Gordon Laite's Art to Tremble By

"More Tales to Tremble By" from 1968 was Whitman Publishing's second collection of great haunting and suspenseful horror stories (see also "Tales to Tremble By" 1966.) And though the first collection contains a well chosen assortment of classic terrors by the luminary likes of Bierce, Dickens, Irving, Stoker etc., it's actually the second collection that really screams out from beyond the grave with demonic delights by some of my own personal favorites-- Saki, Asquith, Hodgson, Derleth, and the supreme master of all horror, M. R. James!
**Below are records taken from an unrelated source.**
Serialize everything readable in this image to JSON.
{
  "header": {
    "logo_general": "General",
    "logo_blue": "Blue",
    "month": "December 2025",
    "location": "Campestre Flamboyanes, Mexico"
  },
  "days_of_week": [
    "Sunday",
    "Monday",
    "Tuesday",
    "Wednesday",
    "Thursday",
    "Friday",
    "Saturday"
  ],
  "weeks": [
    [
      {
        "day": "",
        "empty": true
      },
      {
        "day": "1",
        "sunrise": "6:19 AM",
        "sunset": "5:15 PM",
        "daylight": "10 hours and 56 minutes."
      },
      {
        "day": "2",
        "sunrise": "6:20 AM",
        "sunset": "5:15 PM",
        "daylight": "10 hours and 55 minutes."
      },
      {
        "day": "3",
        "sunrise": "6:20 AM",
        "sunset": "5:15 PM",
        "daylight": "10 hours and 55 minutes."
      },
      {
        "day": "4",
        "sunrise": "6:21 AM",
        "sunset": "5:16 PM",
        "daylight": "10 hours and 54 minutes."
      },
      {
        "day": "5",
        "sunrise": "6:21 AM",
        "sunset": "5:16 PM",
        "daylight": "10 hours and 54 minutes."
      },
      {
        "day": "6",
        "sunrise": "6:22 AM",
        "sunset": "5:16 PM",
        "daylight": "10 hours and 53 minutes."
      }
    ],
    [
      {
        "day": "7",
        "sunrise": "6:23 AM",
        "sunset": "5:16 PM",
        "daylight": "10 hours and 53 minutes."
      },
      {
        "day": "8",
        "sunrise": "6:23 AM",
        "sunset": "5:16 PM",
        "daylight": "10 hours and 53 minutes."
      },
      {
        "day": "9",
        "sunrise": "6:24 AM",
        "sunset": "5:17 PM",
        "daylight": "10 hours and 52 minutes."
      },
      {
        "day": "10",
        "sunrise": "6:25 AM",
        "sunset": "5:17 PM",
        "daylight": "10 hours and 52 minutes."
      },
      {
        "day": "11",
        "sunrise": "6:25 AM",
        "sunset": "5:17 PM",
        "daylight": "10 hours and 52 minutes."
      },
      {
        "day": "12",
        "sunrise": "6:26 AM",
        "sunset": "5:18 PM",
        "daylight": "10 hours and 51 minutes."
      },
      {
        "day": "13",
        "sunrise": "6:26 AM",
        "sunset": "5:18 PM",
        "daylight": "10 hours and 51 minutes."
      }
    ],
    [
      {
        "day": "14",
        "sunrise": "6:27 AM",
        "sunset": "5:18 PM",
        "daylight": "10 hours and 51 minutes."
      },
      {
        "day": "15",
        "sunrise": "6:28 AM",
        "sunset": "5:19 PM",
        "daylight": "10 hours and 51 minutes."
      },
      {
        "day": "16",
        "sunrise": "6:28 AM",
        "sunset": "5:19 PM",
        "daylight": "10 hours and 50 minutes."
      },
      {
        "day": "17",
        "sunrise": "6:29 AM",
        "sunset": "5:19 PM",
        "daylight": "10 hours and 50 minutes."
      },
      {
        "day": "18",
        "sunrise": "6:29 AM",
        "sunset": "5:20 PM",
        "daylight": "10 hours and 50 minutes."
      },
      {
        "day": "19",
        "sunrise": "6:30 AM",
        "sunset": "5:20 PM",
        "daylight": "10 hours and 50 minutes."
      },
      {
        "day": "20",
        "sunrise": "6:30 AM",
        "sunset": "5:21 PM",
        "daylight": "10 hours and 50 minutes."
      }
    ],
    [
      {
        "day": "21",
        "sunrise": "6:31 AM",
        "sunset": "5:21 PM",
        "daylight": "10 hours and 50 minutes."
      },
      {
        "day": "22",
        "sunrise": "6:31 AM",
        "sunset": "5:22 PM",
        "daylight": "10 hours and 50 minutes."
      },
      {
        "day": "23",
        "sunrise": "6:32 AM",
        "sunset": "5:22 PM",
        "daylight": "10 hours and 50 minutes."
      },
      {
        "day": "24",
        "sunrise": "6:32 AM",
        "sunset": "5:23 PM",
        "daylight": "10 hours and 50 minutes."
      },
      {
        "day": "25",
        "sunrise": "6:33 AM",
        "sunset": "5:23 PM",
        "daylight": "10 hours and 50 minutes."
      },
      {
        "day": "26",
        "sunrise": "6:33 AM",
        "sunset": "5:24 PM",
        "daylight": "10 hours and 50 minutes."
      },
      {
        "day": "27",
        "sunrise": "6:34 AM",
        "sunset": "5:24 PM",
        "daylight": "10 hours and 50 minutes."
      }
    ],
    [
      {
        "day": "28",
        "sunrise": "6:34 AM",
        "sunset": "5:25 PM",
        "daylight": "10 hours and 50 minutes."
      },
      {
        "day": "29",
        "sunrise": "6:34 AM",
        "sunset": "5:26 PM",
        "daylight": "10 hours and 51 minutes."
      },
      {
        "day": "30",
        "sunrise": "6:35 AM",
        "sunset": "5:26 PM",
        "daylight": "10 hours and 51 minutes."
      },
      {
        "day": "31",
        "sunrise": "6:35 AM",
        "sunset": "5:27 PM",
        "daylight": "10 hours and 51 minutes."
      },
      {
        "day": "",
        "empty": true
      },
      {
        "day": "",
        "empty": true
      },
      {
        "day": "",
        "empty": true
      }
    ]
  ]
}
Great writing aside, this collection also rises well above the first with the much more evocative, beautifully eerie, horrifyingly hypnotic illustrations of Gordon Laite. Here now is a small sampling of highlights from this fantastically frightening book, (edited by Stephen P. Sutton.)











5 comments:

prof. grewbeard said...

wow, great stuff! nice illustration for "A Voice In The Night", a strange story and a stranger choice for Toho to turn into a film!

Karswell said...

Indeed Prof, there'd be no Matango, aka 'Attack of the Mushroom People' without William Hope Hodgson!

Mr. Cavin said...

I usually like Gordon Laite's color stuff best (like his really subtle watercolor work, or dig these groovy covers), but I really like the whimsy evident here in the deceptively loose-looking black and white stuff. The illustration with the man in the hat, or those awesome paisley PJs, for example. That flower bedspread. There's absolutely nothing at all wanton about this guy's use of pattern and the way he toys with its subjective place within the context of the image.

Karswell said...

Nice comment Mr C, and you are correct on all points. And thanks again for the links-- to those of you wishing to see a picture of the original cover art for this collection click here:

http://www.facebook.com/l/0b9f6/www.comicartfans.com/GalleryPiece.asp?Piece=726713&GSub=104240

Craftypants Carol said...

wow - these illustrations are really amazing.

i love the one with what looks like the wind with an image of a guy in between some trees going by. that's really interesting.

i found both these books in PDF at the Open Library too.